It's a fairly clever ending, though. Interesting that Gladstone's luck apparently wasn't familiar with the contest's rules.
...why does he not have a thing? When he was borrowing money at the beginning, he was totally cool with the interest, noting that he'd "just take out a mortgage on Gladstone's boat." The boat may be wrecked, but at the very least he should still get Gladstone's car. Seems unfair to me for Scrooge to just be able to do this drive-by all-your-money-are-belong-to-us.
Also, as much as I like when things go Donald's way, it's hard to see what he's done in this story that should let him sit so pretty in Daisy's esteem. He just sorta bumbled along as usual; there wasn't any kind of moral component to the trip.
While I suppose I'll agree that "In the Footsteps of Jules Verne" was good enough to localize (and the script by Dwight Decker is quite good), it doesn't really live up to the potential coolness of its title. I think it's a good example of the principle that Gladstone was often less interested in printing the best stories than it was the ones that were most reminiscent--in terms of art and/or plot--of Barks. And maybe they weren't wrong to do this; you've gotta maintain your audience, and bombarding them with weirdly unfamiliar material may not help, even if my personal preference would be for something more daring.

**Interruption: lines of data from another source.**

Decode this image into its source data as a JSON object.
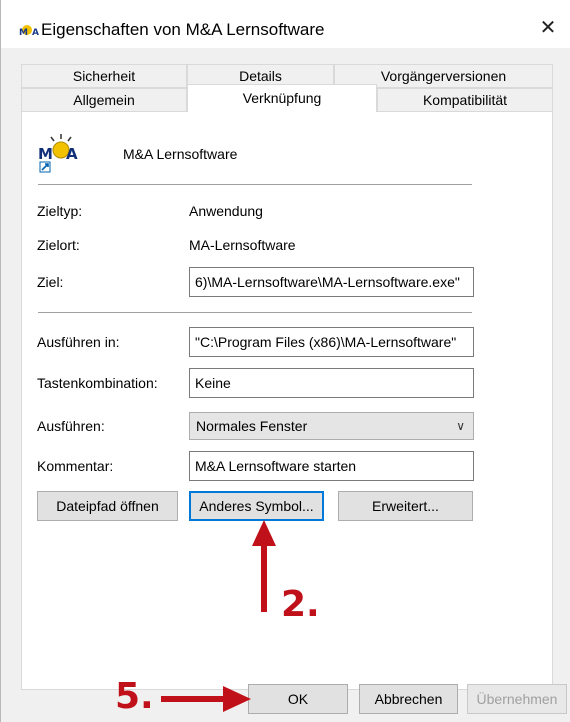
{
  "window": {
    "title": "Eigenschaften von M&A Lernsoftware",
    "close_label": "✕"
  },
  "tabs": {
    "row1": [
      "Sicherheit",
      "Details",
      "Vorgängerversionen"
    ],
    "row2": [
      "Allgemein",
      "Verknüpfung",
      "Kompatibilität"
    ],
    "active": "Verknüpfung"
  },
  "shortcut": {
    "name": "M&A Lernsoftware",
    "icon": "ma-lernsoftware-icon",
    "fields": {
      "zieltyp_label": "Zieltyp:",
      "zieltyp_value": "Anwendung",
      "zielort_label": "Zielort:",
      "zielort_value": "MA-Lernsoftware",
      "ziel_label": "Ziel:",
      "ziel_value": "6)\\MA-Lernsoftware\\MA-Lernsoftware.exe\"",
      "ausfuehren_in_label": "Ausführen in:",
      "ausfuehren_in_value": "\"C:\\Program Files (x86)\\MA-Lernsoftware\"",
      "tasten_label": "Tastenkombination:",
      "tasten_value": "Keine",
      "ausfuehren_label": "Ausführen:",
      "ausfuehren_value": "Normales Fenster",
      "kommentar_label": "Kommentar:",
      "kommentar_value": "M&A Lernsoftware starten"
    },
    "buttons": {
      "dateipfad": "Dateipfad öffnen",
      "anderes_symbol": "Anderes Symbol...",
      "erweitert": "Erweitert..."
    }
  },
  "footer": {
    "ok": "OK",
    "abbrechen": "Abbrechen",
    "uebernehmen": "Übernehmen"
  },
  "annotations": {
    "step2": "2.",
    "step5": "5.",
    "color": "#c0101a"
  }
}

Still, I have to end by pointing out that, though not without its flaws, "The Treasure of Saturnin Farandoul" is significantly superior, both as a story and as a Jules Verne tribute. It's actually only four pages longer than this, but it crams in WAY more variety and incident.